Brand on the Run

By Cameron Advertising

Olive Garden’s new logo, a central element of its proclaimed “brand Renaissance,” is leaving a bad taste in the mouths of, well . . . nearly everyone. Investors are folding their napkins and running from the table: shares of parent company Darden Restaurants are already down over 10% in 2014.

As for social media, reaction ranged from: “. . .the new logo’s script is terrible. It looks like a Design 1 student project.” To: “My theory is Olive Garden was drunk at a poker game and lost a crazy bet and now has to use that new logo.” To: “. . . looks like something off a crockpot from the 1970’s.” To: “. . . looks like it was drawn with a breadstick.” Not to pile on, but our consensus opinion at the agency: that is one ugly font.

The larger question is will the rebranding, along with a revamped menu, save the ailing chain? Olive Garden, along with Darden’s other flagship entry in the casual dining category, Red Lobster, has been in freefall. Customer traffic declined as much as 13 percent at Olive Garden in December and 19 percent at Red Lobster in January. It’s emblematic of the casual dining category as a whole, which is falling victim to the current trends in consumers’ spending and eating habits.

Like so many segments of consumer spending, the higher and lower ends are where the dollars are going now. The middle is disappearing. If diners are going to spring for dinner at a sit-down restaurant, they want food worth going out for. (Darden’s higher-end restaurants, Capital Grille, Yard House and others, are doing fine.) The casual dining paradigm – middle-of-the-road food plus the extra cost of tipping your waiter – doesn’t match consumers’ needs.

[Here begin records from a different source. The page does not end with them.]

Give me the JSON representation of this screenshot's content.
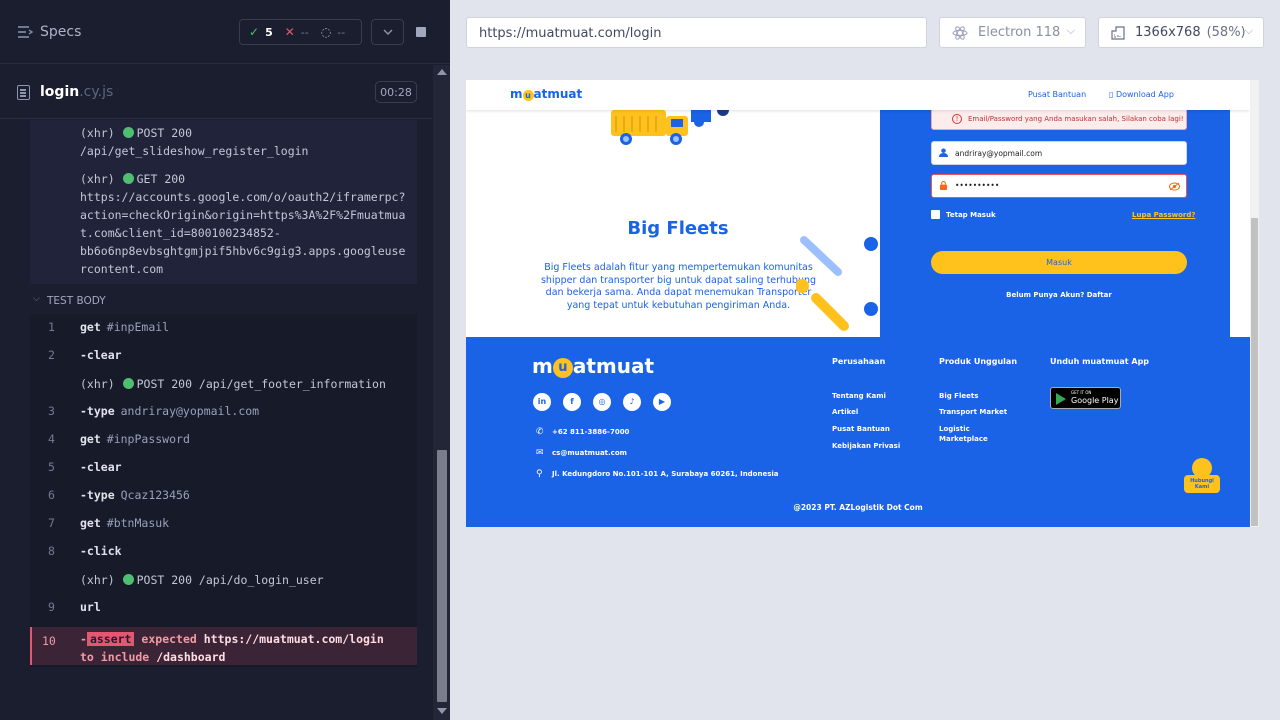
{
  "runner": {
    "specs_label": "Specs",
    "passed_count": "5",
    "failed_count": "--",
    "pending_count": "--",
    "spec_file": "login",
    "spec_ext": ".cy.js",
    "timer": "00:28"
  },
  "command_log": {
    "xhr_prefix": "(xhr)",
    "pre_requests": [
      {
        "method": "POST 200",
        "lines": [
          "/api/get_slideshow_register_login"
        ]
      },
      {
        "method": "GET 200",
        "lines": [
          "https://accounts.google.com/o/oauth2/iframerpc?",
          "action=checkOrigin&origin=https%3A%2F%2Fmuatmua",
          "t.com&client_id=800100234852-",
          "bb6o6np8evbsghtgmjpif5hbv6c9gig3.apps.googleuse",
          "rcontent.com"
        ]
      }
    ],
    "test_body_label": "TEST BODY",
    "steps": [
      {
        "num": "1",
        "cmd": "get",
        "arg": "#inpEmail"
      },
      {
        "num": "2",
        "cmd": "-clear",
        "arg": ""
      },
      {
        "num": "",
        "cmd": "(xhr)",
        "arg": "POST 200 /api/get_footer_information",
        "xhr": true
      },
      {
        "num": "3",
        "cmd": "-type",
        "arg": "andriray@yopmail.com"
      },
      {
        "num": "4",
        "cmd": "get",
        "arg": "#inpPassword"
      },
      {
        "num": "5",
        "cmd": "-clear",
        "arg": ""
      },
      {
        "num": "6",
        "cmd": "-type",
        "arg": "Qcaz123456"
      },
      {
        "num": "7",
        "cmd": "get",
        "arg": "#btnMasuk"
      },
      {
        "num": "8",
        "cmd": "-click",
        "arg": ""
      },
      {
        "num": "",
        "cmd": "(xhr)",
        "arg": "POST 200 /api/do_login_user",
        "xhr": true
      },
      {
        "num": "9",
        "cmd": "url",
        "arg": ""
      }
    ],
    "error": {
      "num": "10",
      "prefix": "-",
      "tag": "assert",
      "expected": "expected",
      "url": "https://muatmuat.com/login",
      "to_include": "to include",
      "path": "/dashboard"
    }
  },
  "browser": {
    "url": "https://muatmuat.com/login",
    "engine": "Electron 118",
    "viewport": "1366x768",
    "scale": "(58%)"
  },
  "site": {
    "logo": {
      "m": "m",
      "u": "u",
      "rest": "atmuat"
    },
    "nav_links": [
      "Pusat Bantuan",
      "Download App"
    ],
    "slide": {
      "title": "Big Fleets",
      "desc": "Big Fleets adalah fitur yang mempertemukan komunitas shipper dan transporter big untuk dapat saling terhubung dan bekerja sama. Anda dapat menemukan Transporter yang tepat untuk kebutuhan pengiriman Anda."
    },
    "alert": "Email/Password yang Anda masukan salah, Silakan coba lagi!",
    "email_value": "andriray@yopmail.com",
    "password_value": "••••••••••",
    "remember_label": "Tetap Masuk",
    "forgot_label": "Lupa Password?",
    "login_btn": "Masuk",
    "register_text": "Belum Punya Akun?  Daftar",
    "footer": {
      "phone": "+62 811-3886-7000",
      "email": "cs@muatmuat.com",
      "address": "Jl. Kedungdoro No.101-101 A, Surabaya 60261, Indonesia",
      "col1_title": "Perusahaan",
      "col1": [
        "Tentang Kami",
        "Artikel",
        "Pusat Bantuan",
        "Kebijakan Privasi"
      ],
      "col2_title": "Produk Unggulan",
      "col2": [
        "Big Fleets",
        "Transport Market",
        "Logistic",
        "Marketplace"
      ],
      "col3_title": "Unduh muatmuat App",
      "gplay_small": "GET IT ON",
      "gplay_big": "Google Play",
      "copyright": "@2023 PT. AZLogistik Dot Com",
      "hubungi": [
        "Hubungi",
        "Kami"
      ]
    }
  }
}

Not surprisingly, fast-casual restaurants, featuring fast-food speed with higher-quality food and no waiters to tip (e.g., Chipotle), are booming.

The lesson is simple: know the trends of your industry. If your product or service doesn’t meet your customers’ evolving needs, they won’t swallow it.